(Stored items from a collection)
--

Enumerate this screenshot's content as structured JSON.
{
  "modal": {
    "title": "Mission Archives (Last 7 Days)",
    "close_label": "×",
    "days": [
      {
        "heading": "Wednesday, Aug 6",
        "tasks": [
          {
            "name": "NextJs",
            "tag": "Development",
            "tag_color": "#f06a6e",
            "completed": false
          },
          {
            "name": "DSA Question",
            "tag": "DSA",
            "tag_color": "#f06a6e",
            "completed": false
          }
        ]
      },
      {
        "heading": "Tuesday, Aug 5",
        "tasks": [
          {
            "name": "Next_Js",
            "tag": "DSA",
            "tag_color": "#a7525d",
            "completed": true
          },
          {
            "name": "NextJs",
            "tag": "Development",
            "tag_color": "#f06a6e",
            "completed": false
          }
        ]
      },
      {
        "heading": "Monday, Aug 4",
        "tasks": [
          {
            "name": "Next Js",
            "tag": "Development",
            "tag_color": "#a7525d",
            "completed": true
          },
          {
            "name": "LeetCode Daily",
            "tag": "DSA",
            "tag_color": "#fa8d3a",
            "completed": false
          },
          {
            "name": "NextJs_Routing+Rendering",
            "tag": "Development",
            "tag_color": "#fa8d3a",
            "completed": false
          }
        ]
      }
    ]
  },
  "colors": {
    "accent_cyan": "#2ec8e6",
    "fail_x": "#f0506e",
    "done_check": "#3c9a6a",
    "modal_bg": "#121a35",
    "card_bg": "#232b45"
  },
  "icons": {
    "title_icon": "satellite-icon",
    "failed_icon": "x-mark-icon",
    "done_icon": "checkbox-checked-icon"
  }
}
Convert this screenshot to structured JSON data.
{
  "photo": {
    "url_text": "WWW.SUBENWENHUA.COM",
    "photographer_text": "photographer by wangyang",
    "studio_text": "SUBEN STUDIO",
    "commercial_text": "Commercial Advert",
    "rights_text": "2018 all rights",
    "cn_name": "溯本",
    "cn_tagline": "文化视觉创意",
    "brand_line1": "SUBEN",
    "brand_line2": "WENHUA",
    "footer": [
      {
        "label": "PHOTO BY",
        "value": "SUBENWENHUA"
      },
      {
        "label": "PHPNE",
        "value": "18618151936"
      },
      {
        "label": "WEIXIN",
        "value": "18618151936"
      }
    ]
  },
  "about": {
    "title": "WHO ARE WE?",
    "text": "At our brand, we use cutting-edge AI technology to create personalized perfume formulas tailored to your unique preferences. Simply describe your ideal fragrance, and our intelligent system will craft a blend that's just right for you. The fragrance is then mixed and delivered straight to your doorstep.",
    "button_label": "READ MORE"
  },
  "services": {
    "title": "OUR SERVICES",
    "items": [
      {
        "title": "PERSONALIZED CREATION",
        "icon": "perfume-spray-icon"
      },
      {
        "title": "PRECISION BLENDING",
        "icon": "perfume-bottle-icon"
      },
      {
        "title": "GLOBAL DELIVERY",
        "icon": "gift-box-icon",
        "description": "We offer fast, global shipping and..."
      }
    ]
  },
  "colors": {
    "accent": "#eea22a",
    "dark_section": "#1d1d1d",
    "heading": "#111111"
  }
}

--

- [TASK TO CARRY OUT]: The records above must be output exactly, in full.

- [SOLUTION]:
Enumerate this screenshot's content as structured JSON.
{
  "modal": {
    "title": "Mission Archives (Last 7 Days)",
    "close_label": "×",
    "days": [
      {
        "heading": "Wednesday, Aug 6",
        "tasks": [
          {
            "name": "NextJs",
            "tag": "Development",
            "tag_color": "#f06a6e",
            "completed": false
          },
          {
            "name": "DSA Question",
            "tag": "DSA",
            "tag_color": "#f06a6e",
            "completed": false
          }
        ]
      },
      {
        "heading": "Tuesday, Aug 5",
        "tasks": [
          {
            "name": "Next_Js",
            "tag": "DSA",
            "tag_color": "#a7525d",
            "completed": true
          },
          {
            "name": "NextJs",
            "tag": "Development",
            "tag_color": "#f06a6e",
            "completed": false
          }
        ]
      },
      {
        "heading": "Monday, Aug 4",
        "tasks": [
          {
            "name": "Next Js",
            "tag": "Development",
            "tag_color": "#a7525d",
            "completed": true
          },
          {
            "name": "LeetCode Daily",
            "tag": "DSA",
            "tag_color": "#fa8d3a",
            "completed": false
          },
          {
            "name": "NextJs_Routing+Rendering",
            "tag": "Development",
            "tag_color": "#fa8d3a",
            "completed": false
          }
        ]
      }
    ]
  },
  "colors": {
    "accent_cyan": "#2ec8e6",
    "fail_x": "#f0506e",
    "done_check": "#3c9a6a",
    "modal_bg": "#121a35",
    "card_bg": "#232b45"
  },
  "icons": {
    "title_icon": "satellite-icon",
    "failed_icon": "x-mark-icon",
    "done_icon": "checkbox-checked-icon"
  }
}
Convert this screenshot to structured JSON data.
{
  "photo": {
    "url_text": "WWW.SUBENWENHUA.COM",
    "photographer_text": "photographer by wangyang",
    "studio_text": "SUBEN STUDIO",
    "commercial_text": "Commercial Advert",
    "rights_text": "2018 all rights",
    "cn_name": "溯本",
    "cn_tagline": "文化视觉创意",
    "brand_line1": "SUBEN",
    "brand_line2": "WENHUA",
    "footer": [
      {
        "label": "PHOTO BY",
        "value": "SUBENWENHUA"
      },
      {
        "label": "PHPNE",
        "value": "18618151936"
      },
      {
        "label": "WEIXIN",
        "value": "18618151936"
      }
    ]
  },
  "about": {
    "title": "WHO ARE WE?",
    "text": "At our brand, we use cutting-edge AI technology to create personalized perfume formulas tailored to your unique preferences. Simply describe your ideal fragrance, and our intelligent system will craft a blend that's just right for you. The fragrance is then mixed and delivered straight to your doorstep.",
    "button_label": "READ MORE"
  },
  "services": {
    "title": "OUR SERVICES",
    "items": [
      {
        "title": "PERSONALIZED CREATION",
        "icon": "perfume-spray-icon"
      },
      {
        "title": "PRECISION BLENDING",
        "icon": "perfume-bottle-icon"
      },
      {
        "title": "GLOBAL DELIVERY",
        "icon": "gift-box-icon",
        "description": "We offer fast, global shipping and..."
      }
    ]
  },
  "colors": {
    "accent": "#eea22a",
    "dark_section": "#1d1d1d",
    "heading": "#111111"
  }
}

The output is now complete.